But Bella manages to get Edward to do her again and, oops!, she gets pregnant with a weird, half-breed baby that sucks the life from her already emaciated body as the vamps watch helplessly and the werewolves plan to kill Bella's mutant hell-spawn to keep it from doing something bad.
How Bella and Edward's mutant baby is a threat is never clearly defined. Of course why these undead and lycanthropic fucktards feel such affection for Bella to begin with was never really made clear, either. It's just the world Meyer likes to revel in. One that pleases her self-satisfied sensibilities.
But there is some small bit of improvement with Breaking Dawn. Sure the narrative wheel spinning is in full effect. But director Condon (of the great Kinsey) manages, with a script from Melissa Rosenberg, to jettison some of the endless exposition of the first films. Things are actually shown or alluded to, instead of explained, and that alone is the most significant improvement. Condon also brings a visual panache that was eluded by the series earlier directors, either by the stationary setting or the cheapness of the production. Breaking Dawn has some nicely blocked shots that are sometimes subverted by the wacky editing choices, perhaps purposefully done to add to the cheese factor that this film alone seems to have the sense to wink at. The wolves still look fake.
Kristen Stewart, typically wan and cotton-mouthed, seems as bored by her job as ever. The Patt still has that pinched look down, that tense jaw that seems like he's had something really heavy dropped on his foot and he's trying not to let anyone know it hurts. Taylor Lautner needs to get a different job. Cop. Chippendale's dancer. Whatever. His fans will follow him.
Billy Burke, as Bella's dad, classes up the place. He's easily my favorite actor in a series that is bettered by his presence, but the truth is I'd watch this dude in anything as long as, like Twilight, it's utterly ridiculous and he takes it as seriously as a goddamn heart attack.

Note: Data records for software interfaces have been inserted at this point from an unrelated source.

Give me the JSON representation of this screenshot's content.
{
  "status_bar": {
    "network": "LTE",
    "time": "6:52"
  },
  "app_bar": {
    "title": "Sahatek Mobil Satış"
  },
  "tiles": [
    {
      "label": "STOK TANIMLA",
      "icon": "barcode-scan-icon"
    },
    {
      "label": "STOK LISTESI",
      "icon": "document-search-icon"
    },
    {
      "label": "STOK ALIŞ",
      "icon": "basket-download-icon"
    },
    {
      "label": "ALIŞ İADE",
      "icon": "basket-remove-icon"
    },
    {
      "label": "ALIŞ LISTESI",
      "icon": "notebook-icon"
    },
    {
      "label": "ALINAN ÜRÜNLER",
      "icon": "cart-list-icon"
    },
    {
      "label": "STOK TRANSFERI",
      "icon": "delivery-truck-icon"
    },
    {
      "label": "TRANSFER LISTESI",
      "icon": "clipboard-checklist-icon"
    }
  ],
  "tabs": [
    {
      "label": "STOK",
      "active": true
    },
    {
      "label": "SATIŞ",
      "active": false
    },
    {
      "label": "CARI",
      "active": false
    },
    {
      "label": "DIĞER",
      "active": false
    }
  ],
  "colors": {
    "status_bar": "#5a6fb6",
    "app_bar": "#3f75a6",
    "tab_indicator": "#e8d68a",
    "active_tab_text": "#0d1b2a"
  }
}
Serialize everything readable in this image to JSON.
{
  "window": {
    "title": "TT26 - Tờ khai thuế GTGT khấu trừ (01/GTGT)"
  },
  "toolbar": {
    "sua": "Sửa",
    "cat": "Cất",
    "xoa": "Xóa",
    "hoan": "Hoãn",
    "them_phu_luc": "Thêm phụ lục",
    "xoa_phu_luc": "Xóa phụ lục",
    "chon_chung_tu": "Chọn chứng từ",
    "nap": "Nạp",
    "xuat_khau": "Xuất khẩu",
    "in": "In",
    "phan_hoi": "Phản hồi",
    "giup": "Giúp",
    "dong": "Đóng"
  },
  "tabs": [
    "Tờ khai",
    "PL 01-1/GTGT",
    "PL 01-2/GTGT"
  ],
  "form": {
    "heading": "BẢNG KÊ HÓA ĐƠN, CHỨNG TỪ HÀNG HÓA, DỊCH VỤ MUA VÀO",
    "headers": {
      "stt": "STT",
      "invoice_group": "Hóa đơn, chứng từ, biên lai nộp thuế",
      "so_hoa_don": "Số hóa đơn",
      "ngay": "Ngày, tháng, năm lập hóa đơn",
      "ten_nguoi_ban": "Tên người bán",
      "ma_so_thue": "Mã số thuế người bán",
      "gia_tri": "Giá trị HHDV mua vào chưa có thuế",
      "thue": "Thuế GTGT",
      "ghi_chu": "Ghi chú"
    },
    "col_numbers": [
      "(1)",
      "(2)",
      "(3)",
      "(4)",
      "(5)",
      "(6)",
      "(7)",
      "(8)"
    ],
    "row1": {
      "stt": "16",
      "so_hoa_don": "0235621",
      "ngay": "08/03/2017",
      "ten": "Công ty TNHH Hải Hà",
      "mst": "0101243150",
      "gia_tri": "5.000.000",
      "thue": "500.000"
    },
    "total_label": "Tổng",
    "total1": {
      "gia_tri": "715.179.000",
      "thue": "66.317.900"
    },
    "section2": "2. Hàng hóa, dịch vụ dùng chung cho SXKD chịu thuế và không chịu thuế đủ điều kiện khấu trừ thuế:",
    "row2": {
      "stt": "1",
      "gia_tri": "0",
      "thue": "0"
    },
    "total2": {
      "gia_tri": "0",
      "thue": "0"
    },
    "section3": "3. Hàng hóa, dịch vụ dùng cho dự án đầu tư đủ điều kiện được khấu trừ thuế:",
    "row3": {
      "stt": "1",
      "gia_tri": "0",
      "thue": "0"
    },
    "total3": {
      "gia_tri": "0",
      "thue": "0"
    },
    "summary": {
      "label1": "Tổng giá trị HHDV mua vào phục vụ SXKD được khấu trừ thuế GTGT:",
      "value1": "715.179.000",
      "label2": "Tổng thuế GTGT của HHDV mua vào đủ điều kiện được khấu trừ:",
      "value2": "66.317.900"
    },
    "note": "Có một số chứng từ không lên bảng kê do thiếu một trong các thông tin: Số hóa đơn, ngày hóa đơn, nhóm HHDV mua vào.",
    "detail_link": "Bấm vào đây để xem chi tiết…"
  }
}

But, once again, the film spins its wheels. Breaking Dawn fixes a couple of things that bugged me about the series thus far. It's not quite as boring and has the sense to make fun of itself by this point. Meyers plotting is as flat and unremarkable as ever, but Bill Condon elicits some cinematic interest out of it all. A few nice flashbacks might be the most interesting visual moments in the series, so far.
But it's not enough to get me on board the Twilight train, make me think it ever was or will be worthwhile or vindicate the love of its fans. So I'll close this out with a familiar refrain from over a year ago, when I first realized just how many people have horrible taste.
"Yes, The Twilight Saga is worse than 'My Humps.'"
Send all comments and feedback regarding Cinema to firstname.lastname@example.org.
URL for this story: http://www.urbantulsa.comhttp://www.urbantulsa.com/gyrobase/Content?oid=oid%3A44633